Our ProMetric® Imaging Photometers and Colorimeters, paired with our TrueTest™ Software, are one of the display industry’s leading automated optical inspection (AOI) solutions. Thousands of our systems are deployed worldwide in the factories of major consumer device manufacturers. With high-resolution, low-noise, scientific-grade sensors, ProMetric cameras capture the entire display in detail in a single measurement image for evaluation. This ensures that manufacturers have the clearest images for pixel-level defect inspection of LCD, OLED, microLED, and other backlit and direct-view displays.
Radiant’s FPD Conoscope Lens enables view angle performance measurement, capturing the angular distribution of color, luminance, and contrast in a single measurement for quick, accurate evaluation of a display seen from multiple perspectives. Radiant uses Fourier optics that map an emitting spot to an image sensor so that each pixel corresponds to a different emission angle up to ±70 degrees.
A ProMetric Y-Series Imaging Photometer and the FPD Conoscope Lens, which uses Fourier optics to take high-resolution photopic measurement of the angular distribution of color, luminance, and contrast for displays and display components.
Using Radiant’s TrueTest™ Software, production teams can test displays for:
- ANSI brightness
- ANSI color uniformity (CIE x,y and CIE u’,v’ coordinates)
- Light or color mura (blemish)
- Light leakage
- Pixel and line defects
- Image sticking
To learn more about these display inspection solutions, watch a video demonstration:
To help manufacturers ensure the quality of OLED and microLED devices, Radiant has also developed patented methods for demura, a process of measuring and correcting emissive displays. To learn more about pixel measurement and correction of emissive displays, read the white paper, “How to Use Imaging Colorimeters to Correct OLED, microLED, and Other Emissive Displays for Improved Production Efficiency and Yields.”
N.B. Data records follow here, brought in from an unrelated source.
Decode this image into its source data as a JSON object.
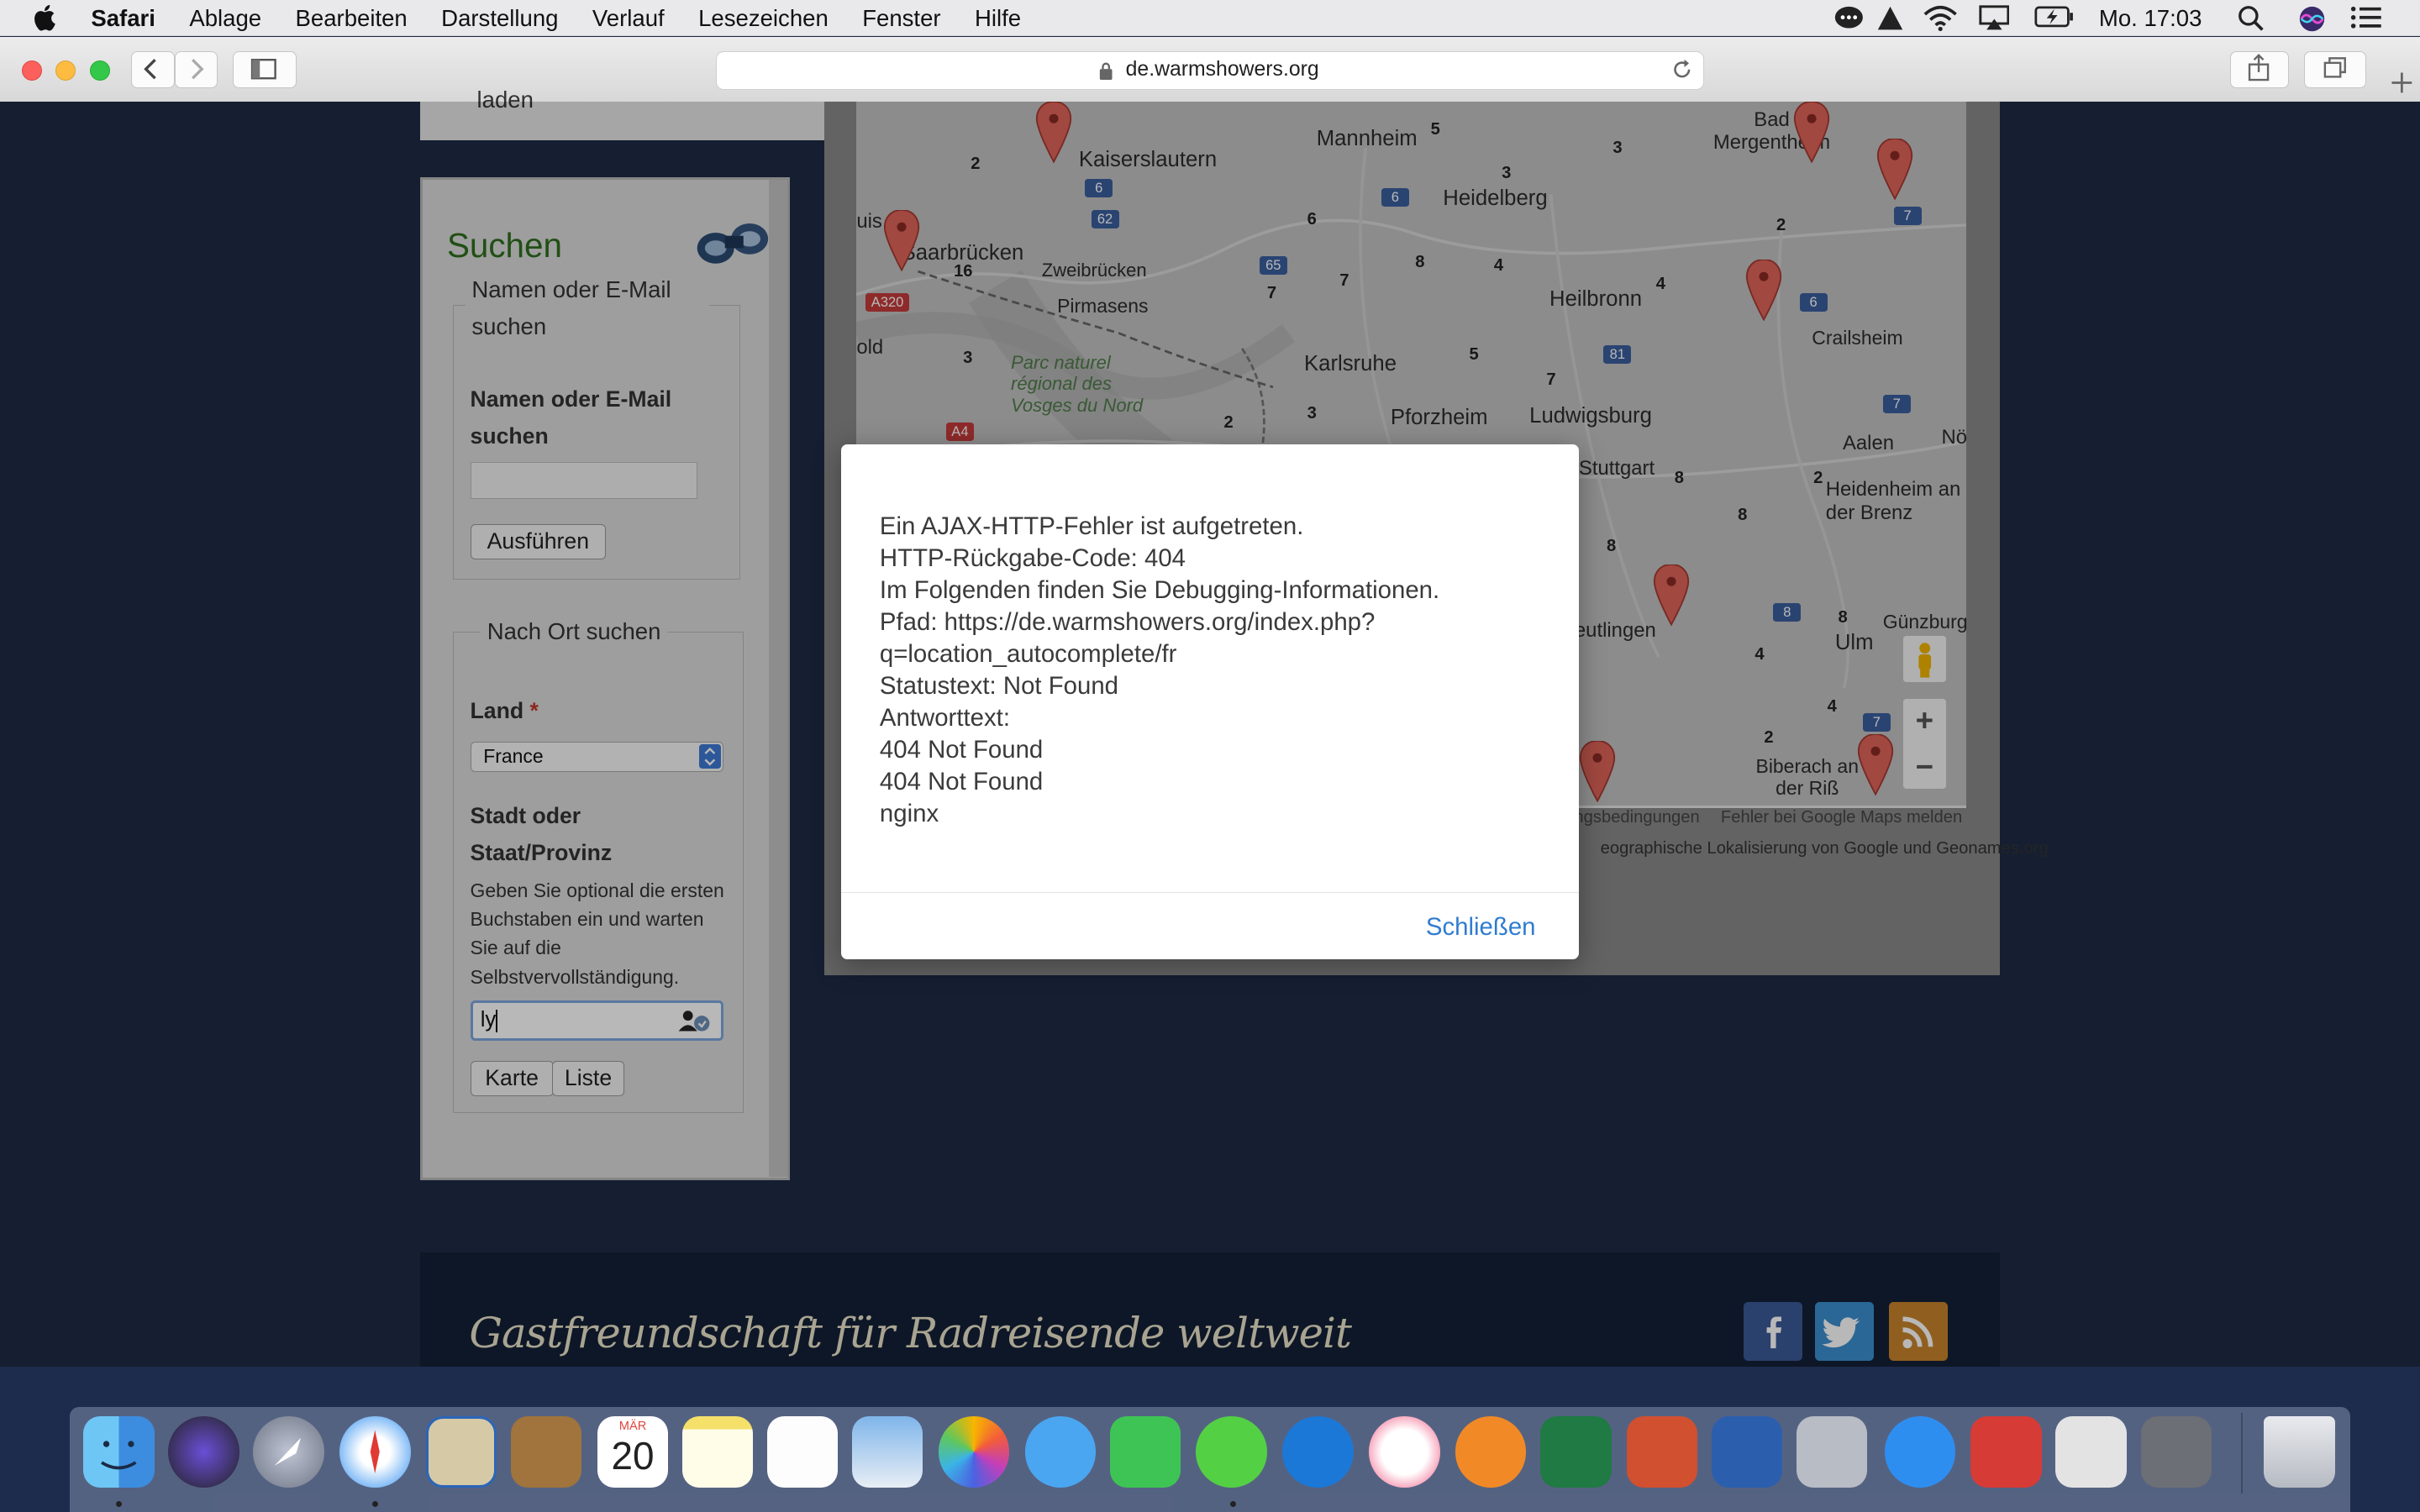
{
  "menubar": {
    "app": "Safari",
    "items": [
      "Ablage",
      "Bearbeiten",
      "Darstellung",
      "Verlauf",
      "Lesezeichen",
      "Fenster",
      "Hilfe"
    ],
    "clock": "Mo. 17:03"
  },
  "browser": {
    "url": "de.warmshowers.org"
  },
  "page": {
    "top_fragment": "laden",
    "search": {
      "title": "Suchen",
      "name_legend": "Namen oder E-Mail suchen",
      "name_label": "Namen oder E-Mail suchen",
      "name_value": "",
      "submit_label": "Ausführen",
      "place_legend": "Nach Ort suchen",
      "country_label": "Land",
      "required_mark": "*",
      "country_value": "France",
      "city_label": "Stadt oder Staat/Provinz",
      "city_help": "Geben Sie optional die ersten Buchstaben ein und warten Sie auf die Selbstvervollständigung.",
      "city_value": "ly",
      "map_button": "Karte",
      "list_button": "Liste"
    },
    "map": {
      "places": [
        "Kaiserslautern",
        "Mannheim",
        "Heidelberg",
        "Bad Mergentheim",
        "Saarbrücken",
        "Zweibrücken",
        "Pirmasens",
        "Heilbronn",
        "Crailsheim",
        "Parc naturel régional des Vosges du Nord",
        "Karlsruhe",
        "Pforzheim",
        "Ludwigsburg",
        "Aalen",
        "Heidenheim an der Brenz",
        "Ulm",
        "Günzburg",
        "Biberach an der Riß",
        "Reutlingen",
        "Stuttgart",
        "Nö",
        "old",
        "uis"
      ],
      "attribution_terms": "ngsbedingungen",
      "report": "Fehler bei Google Maps melden",
      "geo_credit": "eographische Lokalisierung von Google und Geonames.org",
      "zoom_in": "+",
      "zoom_out": "−"
    },
    "footer": {
      "tagline": "Gastfreundschaft für Radreisende weltweit"
    }
  },
  "dialog": {
    "lines": [
      "Ein AJAX-HTTP-Fehler ist aufgetreten.",
      "HTTP-Rückgabe-Code: 404",
      "Im Folgenden finden Sie Debugging-Informationen.",
      "Pfad: https://de.warmshowers.org/index.php?",
      "q=location_autocomplete/fr",
      "Statustext: Not Found",
      "Antworttext:",
      "404 Not Found",
      "404 Not Found",
      "nginx"
    ],
    "close_label": "Schließen"
  },
  "dock": {
    "calendar_month": "MÄR",
    "calendar_day": "20"
  },
  "colors": {
    "page_bg": "#1e2b45",
    "accent_link": "#2f7dd0",
    "search_title": "#2e6e1e",
    "facebook": "#3b5998",
    "twitter": "#3b8fd0",
    "rss": "#c8842c"
  }
}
- Global Laptop Market Report, Expert Market Research, Accesed January 13, 2022.
- Goldman, J., “HP’s ultralight Elite Dragonfly laptop brings a Chromebook friend to CES 2022.” C|Net, January 6, 2022.